Sampson said...

What sort of address are you looking for?

Your last message suggests that you favor fixed-income investments, however, in all your other messages - you say we should put all our money into CAD bank stocks.

Something is not jiving here.

Re: CAD bank stocks - wasn't Lehman Bros. too big to fail? - What has the CAD government done to make you think they wouldn't let businesses fail. CAD banks are hardly as large as Citibank, JPMorgan, AIG - so if they fail, the reprocussions would not be as significant.

Re: bonds or other fixed-income investments - The US Treasury is printing money and giving it to the banks - this is a sure-fire recipe for inflation - how would locking into fixed yields of bonds help a portfolio if inflation were to outpace your return?


all good points sampson.
1)capital preservation has taken a secondary role to income generation in all people who have suffered tremendous losses.

2) I don't believe in putting a lot of your money in stocks if you don't have a lot of money to begin with. if you have more than $3 million dollars, logic dictates you want to spread some of that money safely in the stock market.

3) For the reasons you cited, it's advisable to not invest in the US, with the treasury and fed printing money the value of the US dollar will likely fall dramatically once the economy recovers.
4) Insiders, if you pay close attention, believe inflation fears are largely, well, over-inflated. meaning expecting beyond 5% annual inflation is highly unlikely. The biggest factor will be a devaluation of the US dollar, from the mouths of people on the inside of the industry.
5) The Canadian government did in fact offer the big banks emergency funds if they needed, for whatever purpose they deemed fit, during a time of global economic crisis... they refused the money and paid their dividend. that's a fact.
6) 6-figure investors are best served by sticking primarily with the fixed income market (as you never suffer significant capital losses) and your education allows you to take advantage of attractive offers. then, to offset the taxation issues, take 10-15% of the taxable portfolio and put it into common shares (the banks as i mentioned, some reits, and some commodity/utility companies). It's a small country, those are almost all the good industries in canada. don't be greedy.
a properly laddered, ten year mixed corporate-provincial bond portfolio will protect from inflation and market volatility.
You don't need 30 different stock to offset the extra tax. Just a few stable, well paying ones.
hope i seem less insane now.

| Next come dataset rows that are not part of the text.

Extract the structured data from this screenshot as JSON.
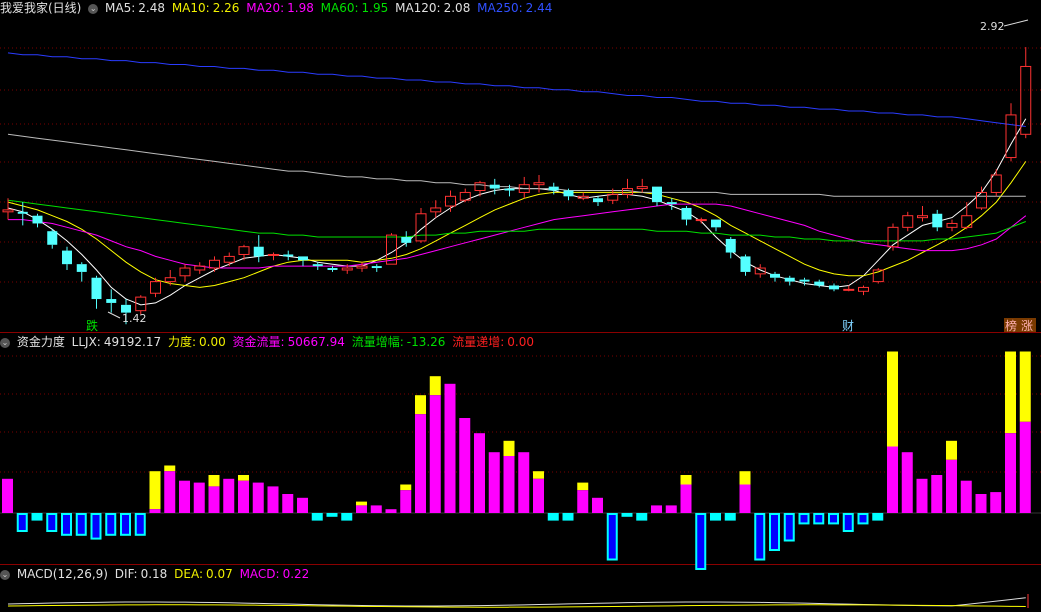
{
  "main_header": {
    "stock": "我爱我家(日线)",
    "ma5_label": "MA5:",
    "ma5": "2.48",
    "ma10_label": "MA10:",
    "ma10": "2.26",
    "ma20_label": "MA20:",
    "ma20": "1.98",
    "ma60_label": "MA60:",
    "ma60": "1.95",
    "ma120_label": "MA120:",
    "ma120": "2.08",
    "ma250_label": "MA250:",
    "ma250": "2.44"
  },
  "flow_header": {
    "title": "资金力度",
    "lljx_label": "LLJX:",
    "lljx": "49192.17",
    "lidu_label": "力度:",
    "lidu": "0.00",
    "flow_label": "资金流量:",
    "flow": "50667.94",
    "inc_label": "流量增幅:",
    "inc": "-13.26",
    "inc2_label": "流量递增:",
    "inc2": "0.00"
  },
  "macd_header": {
    "title": "MACD(12,26,9)",
    "dif_label": "DIF:",
    "dif": "0.18",
    "dea_label": "DEA:",
    "dea": "0.07",
    "macd_label": "MACD:",
    "macd": "0.22"
  },
  "annotations": {
    "high": "2.92",
    "low": "1.42",
    "tag_die": "跌",
    "tag_cai": "财",
    "tag_bang": "榜",
    "tag_zhang": "涨"
  },
  "colors": {
    "bg": "#000000",
    "up": "#ff3232",
    "down": "#54ffff",
    "grid": "#7a0000",
    "ma5": "#ffffff",
    "ma10": "#ffff00",
    "ma20": "#ff00ff",
    "ma60": "#00e000",
    "ma120": "#bbbbbb",
    "ma250": "#2a3cff",
    "flow_pos": "#ff00ff",
    "flow_pos2": "#ffff00",
    "flow_neg": "#00ffff",
    "flow_neg2": "#0000ff"
  },
  "chart_data": [
    {
      "type": "candlestick",
      "title": "我爱我家(日线)",
      "ylim": [
        1.38,
        3.0
      ],
      "candles": [
        [
          2.0,
          2.01,
          1.96,
          2.07
        ],
        [
          2.0,
          1.99,
          1.93,
          2.05
        ],
        [
          1.98,
          1.94,
          1.92,
          1.99
        ],
        [
          1.9,
          1.83,
          1.81,
          1.91
        ],
        [
          1.8,
          1.73,
          1.7,
          1.82
        ],
        [
          1.73,
          1.69,
          1.64,
          1.74
        ],
        [
          1.66,
          1.55,
          1.5,
          1.67
        ],
        [
          1.55,
          1.53,
          1.48,
          1.6
        ],
        [
          1.52,
          1.48,
          1.42,
          1.55
        ],
        [
          1.49,
          1.56,
          1.47,
          1.57
        ],
        [
          1.58,
          1.64,
          1.56,
          1.66
        ],
        [
          1.64,
          1.66,
          1.62,
          1.7
        ],
        [
          1.67,
          1.71,
          1.64,
          1.73
        ],
        [
          1.7,
          1.72,
          1.68,
          1.74
        ],
        [
          1.71,
          1.75,
          1.69,
          1.77
        ],
        [
          1.74,
          1.77,
          1.72,
          1.79
        ],
        [
          1.78,
          1.82,
          1.75,
          1.83
        ],
        [
          1.82,
          1.77,
          1.74,
          1.88
        ],
        [
          1.78,
          1.78,
          1.75,
          1.79
        ],
        [
          1.78,
          1.77,
          1.75,
          1.8
        ],
        [
          1.77,
          1.75,
          1.72,
          1.77
        ],
        [
          1.73,
          1.72,
          1.7,
          1.74
        ],
        [
          1.71,
          1.7,
          1.69,
          1.72
        ],
        [
          1.7,
          1.71,
          1.68,
          1.73
        ],
        [
          1.71,
          1.72,
          1.69,
          1.74
        ],
        [
          1.72,
          1.71,
          1.69,
          1.73
        ],
        [
          1.73,
          1.88,
          1.73,
          1.89
        ],
        [
          1.87,
          1.84,
          1.82,
          1.9
        ],
        [
          1.85,
          1.99,
          1.84,
          2.02
        ],
        [
          2.0,
          2.02,
          1.97,
          2.06
        ],
        [
          2.03,
          2.08,
          2.0,
          2.11
        ],
        [
          2.06,
          2.1,
          2.05,
          2.12
        ],
        [
          2.11,
          2.15,
          2.08,
          2.16
        ],
        [
          2.14,
          2.12,
          2.09,
          2.17
        ],
        [
          2.12,
          2.11,
          2.08,
          2.14
        ],
        [
          2.1,
          2.14,
          2.07,
          2.18
        ],
        [
          2.14,
          2.15,
          2.1,
          2.19
        ],
        [
          2.13,
          2.11,
          2.09,
          2.15
        ],
        [
          2.11,
          2.08,
          2.06,
          2.12
        ],
        [
          2.07,
          2.08,
          2.06,
          2.1
        ],
        [
          2.07,
          2.05,
          2.03,
          2.08
        ],
        [
          2.06,
          2.09,
          2.04,
          2.12
        ],
        [
          2.09,
          2.12,
          2.07,
          2.17
        ],
        [
          2.12,
          2.13,
          2.1,
          2.17
        ],
        [
          2.13,
          2.05,
          2.03,
          2.13
        ],
        [
          2.05,
          2.04,
          2.01,
          2.07
        ],
        [
          2.02,
          1.96,
          1.93,
          2.03
        ],
        [
          1.96,
          1.96,
          1.94,
          1.97
        ],
        [
          1.96,
          1.92,
          1.9,
          1.96
        ],
        [
          1.86,
          1.79,
          1.76,
          1.87
        ],
        [
          1.77,
          1.69,
          1.67,
          1.78
        ],
        [
          1.68,
          1.71,
          1.66,
          1.73
        ],
        [
          1.68,
          1.66,
          1.64,
          1.69
        ],
        [
          1.66,
          1.64,
          1.62,
          1.67
        ],
        [
          1.65,
          1.64,
          1.62,
          1.66
        ],
        [
          1.64,
          1.62,
          1.61,
          1.65
        ],
        [
          1.62,
          1.6,
          1.59,
          1.63
        ],
        [
          1.6,
          1.6,
          1.59,
          1.62
        ],
        [
          1.59,
          1.61,
          1.57,
          1.62
        ],
        [
          1.64,
          1.7,
          1.63,
          1.71
        ],
        [
          1.82,
          1.92,
          1.8,
          1.94
        ],
        [
          1.92,
          1.98,
          1.9,
          2.0
        ],
        [
          1.97,
          1.98,
          1.95,
          2.03
        ],
        [
          1.99,
          1.92,
          1.9,
          2.01
        ],
        [
          1.92,
          1.94,
          1.9,
          1.96
        ],
        [
          1.92,
          1.98,
          1.91,
          2.05
        ],
        [
          2.02,
          2.1,
          2.01,
          2.13
        ],
        [
          2.1,
          2.19,
          2.08,
          2.22
        ],
        [
          2.28,
          2.5,
          2.26,
          2.56
        ],
        [
          2.4,
          2.75,
          2.38,
          2.85
        ]
      ],
      "series": [
        {
          "name": "MA5",
          "values": [
            2.02,
            2.0,
            1.96,
            1.91,
            1.85,
            1.78,
            1.7,
            1.61,
            1.55,
            1.52,
            1.53,
            1.57,
            1.62,
            1.66,
            1.7,
            1.73,
            1.76,
            1.77,
            1.78,
            1.77,
            1.76,
            1.74,
            1.73,
            1.72,
            1.72,
            1.75,
            1.79,
            1.84,
            1.91,
            1.97,
            2.02,
            2.06,
            2.09,
            2.11,
            2.12,
            2.12,
            2.12,
            2.11,
            2.09,
            2.07,
            2.08,
            2.09,
            2.09,
            2.08,
            2.06,
            2.03,
            2.0,
            1.95,
            1.87,
            1.8,
            1.74,
            1.7,
            1.67,
            1.65,
            1.63,
            1.62,
            1.61,
            1.62,
            1.67,
            1.75,
            1.83,
            1.88,
            1.93,
            1.95,
            1.97,
            2.03,
            2.1,
            2.21,
            2.35,
            2.48
          ]
        },
        {
          "name": "MA10",
          "values": [
            2.05,
            2.03,
            2.01,
            1.98,
            1.95,
            1.91,
            1.86,
            1.8,
            1.74,
            1.69,
            1.65,
            1.63,
            1.62,
            1.61,
            1.62,
            1.64,
            1.66,
            1.69,
            1.72,
            1.74,
            1.75,
            1.75,
            1.75,
            1.75,
            1.74,
            1.75,
            1.76,
            1.78,
            1.81,
            1.85,
            1.89,
            1.93,
            1.97,
            2.01,
            2.04,
            2.07,
            2.09,
            2.1,
            2.1,
            2.1,
            2.1,
            2.1,
            2.1,
            2.1,
            2.09,
            2.07,
            2.05,
            2.02,
            1.98,
            1.93,
            1.89,
            1.85,
            1.81,
            1.77,
            1.73,
            1.7,
            1.68,
            1.67,
            1.67,
            1.69,
            1.72,
            1.75,
            1.79,
            1.83,
            1.87,
            1.92,
            1.98,
            2.05,
            2.15,
            2.26
          ]
        },
        {
          "name": "MA20",
          "values": [
            1.96,
            1.96,
            1.95,
            1.94,
            1.92,
            1.9,
            1.88,
            1.85,
            1.82,
            1.8,
            1.77,
            1.75,
            1.73,
            1.72,
            1.71,
            1.71,
            1.71,
            1.71,
            1.72,
            1.72,
            1.72,
            1.72,
            1.72,
            1.72,
            1.73,
            1.74,
            1.75,
            1.76,
            1.78,
            1.8,
            1.82,
            1.84,
            1.86,
            1.88,
            1.9,
            1.92,
            1.94,
            1.96,
            1.97,
            1.98,
            1.99,
            2.0,
            2.01,
            2.02,
            2.03,
            2.04,
            2.04,
            2.04,
            2.04,
            2.03,
            2.01,
            1.99,
            1.97,
            1.95,
            1.93,
            1.9,
            1.88,
            1.86,
            1.84,
            1.83,
            1.82,
            1.81,
            1.8,
            1.8,
            1.8,
            1.81,
            1.83,
            1.86,
            1.92,
            1.98
          ]
        },
        {
          "name": "MA60",
          "values": [
            2.06,
            2.05,
            2.04,
            2.03,
            2.02,
            2.01,
            2.0,
            1.99,
            1.98,
            1.97,
            1.96,
            1.95,
            1.94,
            1.93,
            1.92,
            1.91,
            1.9,
            1.89,
            1.89,
            1.88,
            1.88,
            1.87,
            1.87,
            1.87,
            1.87,
            1.87,
            1.87,
            1.87,
            1.88,
            1.88,
            1.89,
            1.89,
            1.9,
            1.9,
            1.9,
            1.9,
            1.91,
            1.91,
            1.91,
            1.91,
            1.91,
            1.91,
            1.91,
            1.91,
            1.9,
            1.9,
            1.9,
            1.89,
            1.89,
            1.88,
            1.88,
            1.88,
            1.87,
            1.87,
            1.86,
            1.86,
            1.85,
            1.85,
            1.85,
            1.85,
            1.85,
            1.85,
            1.85,
            1.86,
            1.86,
            1.87,
            1.88,
            1.89,
            1.92,
            1.95
          ]
        },
        {
          "name": "MA120",
          "values": [
            2.4,
            2.39,
            2.38,
            2.37,
            2.36,
            2.35,
            2.34,
            2.33,
            2.32,
            2.31,
            2.3,
            2.29,
            2.28,
            2.27,
            2.26,
            2.25,
            2.24,
            2.23,
            2.22,
            2.21,
            2.21,
            2.2,
            2.19,
            2.18,
            2.18,
            2.17,
            2.17,
            2.16,
            2.16,
            2.15,
            2.15,
            2.14,
            2.14,
            2.13,
            2.13,
            2.12,
            2.12,
            2.12,
            2.11,
            2.11,
            2.11,
            2.11,
            2.11,
            2.1,
            2.1,
            2.1,
            2.1,
            2.1,
            2.1,
            2.09,
            2.09,
            2.09,
            2.09,
            2.09,
            2.09,
            2.09,
            2.08,
            2.08,
            2.08,
            2.08,
            2.08,
            2.08,
            2.08,
            2.08,
            2.08,
            2.08,
            2.08,
            2.08,
            2.08,
            2.08
          ]
        },
        {
          "name": "MA250",
          "values": [
            2.82,
            2.81,
            2.81,
            2.8,
            2.8,
            2.79,
            2.79,
            2.78,
            2.78,
            2.77,
            2.77,
            2.76,
            2.76,
            2.75,
            2.75,
            2.74,
            2.74,
            2.73,
            2.73,
            2.72,
            2.72,
            2.71,
            2.71,
            2.7,
            2.7,
            2.69,
            2.69,
            2.68,
            2.68,
            2.67,
            2.67,
            2.66,
            2.66,
            2.65,
            2.65,
            2.64,
            2.64,
            2.63,
            2.63,
            2.62,
            2.62,
            2.61,
            2.6,
            2.6,
            2.59,
            2.59,
            2.58,
            2.57,
            2.57,
            2.56,
            2.56,
            2.55,
            2.55,
            2.54,
            2.54,
            2.53,
            2.53,
            2.52,
            2.52,
            2.51,
            2.51,
            2.5,
            2.5,
            2.49,
            2.49,
            2.48,
            2.47,
            2.46,
            2.45,
            2.44
          ]
        }
      ]
    },
    {
      "type": "bar",
      "title": "资金力度",
      "ylim": [
        -1,
        1
      ],
      "values": [
        0.18,
        -0.1,
        -0.04,
        -0.1,
        -0.12,
        -0.12,
        -0.14,
        -0.12,
        -0.12,
        -0.12,
        0.02,
        0.22,
        0.17,
        0.16,
        0.14,
        0.18,
        0.17,
        0.16,
        0.14,
        0.1,
        0.08,
        -0.04,
        -0.02,
        -0.04,
        0.04,
        0.04,
        0.02,
        0.12,
        0.52,
        0.62,
        0.68,
        0.5,
        0.42,
        0.32,
        0.3,
        0.32,
        0.18,
        -0.04,
        -0.04,
        0.12,
        0.08,
        -0.25,
        -0.02,
        -0.04,
        0.04,
        0.04,
        0.15,
        -0.3,
        -0.04,
        -0.04,
        0.15,
        -0.25,
        -0.2,
        -0.15,
        -0.06,
        -0.06,
        -0.06,
        -0.1,
        -0.06,
        -0.04,
        0.35,
        0.32,
        0.18,
        0.2,
        0.28,
        0.17,
        0.1,
        0.11,
        0.42,
        0.48
      ],
      "yellow_tops": [
        0.18,
        0.0,
        0.0,
        0.0,
        0.0,
        0.0,
        0.0,
        0.0,
        0.0,
        0.0,
        0.22,
        0.25,
        0.17,
        0.16,
        0.2,
        0.18,
        0.2,
        0.16,
        0.14,
        0.1,
        0.08,
        0.0,
        0.0,
        0.0,
        0.06,
        0.04,
        0.02,
        0.15,
        0.62,
        0.72,
        0.68,
        0.5,
        0.42,
        0.32,
        0.38,
        0.32,
        0.22,
        0.0,
        0.0,
        0.16,
        0.08,
        0.0,
        0.0,
        0.0,
        0.04,
        0.04,
        0.2,
        0.0,
        0.0,
        0.0,
        0.22,
        0.0,
        0.0,
        0.0,
        0.0,
        0.0,
        0.0,
        0.0,
        0.0,
        0.0,
        0.85,
        0.32,
        0.18,
        0.2,
        0.38,
        0.17,
        0.1,
        0.11,
        0.85,
        0.85
      ]
    },
    {
      "type": "line",
      "title": "MACD(12,26,9)"
    }
  ]
}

and just to reemphasize, a properly laddered corporate/provincial bond portfolio will consistently yield approx. 5% above inflation.
that might not be enough for you when you consider interest tax. but consider also your principal is effectively guaranteed to be repaid.

Elia Mazzawi said...

this one might interest you, it goes well with buy and hold, I buy and hold as well.

you roll the covered calls on the day if It going to get assigned, ie:

for example using today's price you buy

PC @ 42
sell may 42 calls for $2.10

if you don't get called write another one for next month.

if you are going to get called you buy back
that may 42 call and sell the next month june 42, or the july 44 call. (these will also generate income).

if the stock keeps going up fast, eventually you will have to give them up, but dividends stocks don't skyrocket, and even when the do, you should sell them anyway cause the yield gets lower and the P/E ratio worse.

you keep making money of the time decay.
it significantly increases your yield. and at the same time makes a portfolio more conservative since your cost to buy the stock gets reduced from the first premium your receive.

Anonymous said...

I think if you want to get exposure to Asia, CN is a far better bet - they have exclusive access to Prince Rupert and the only interchange with the Hudson Bay Railway (which links to Churchill). It might be more expensive, but these seem to be permanent advantages over CP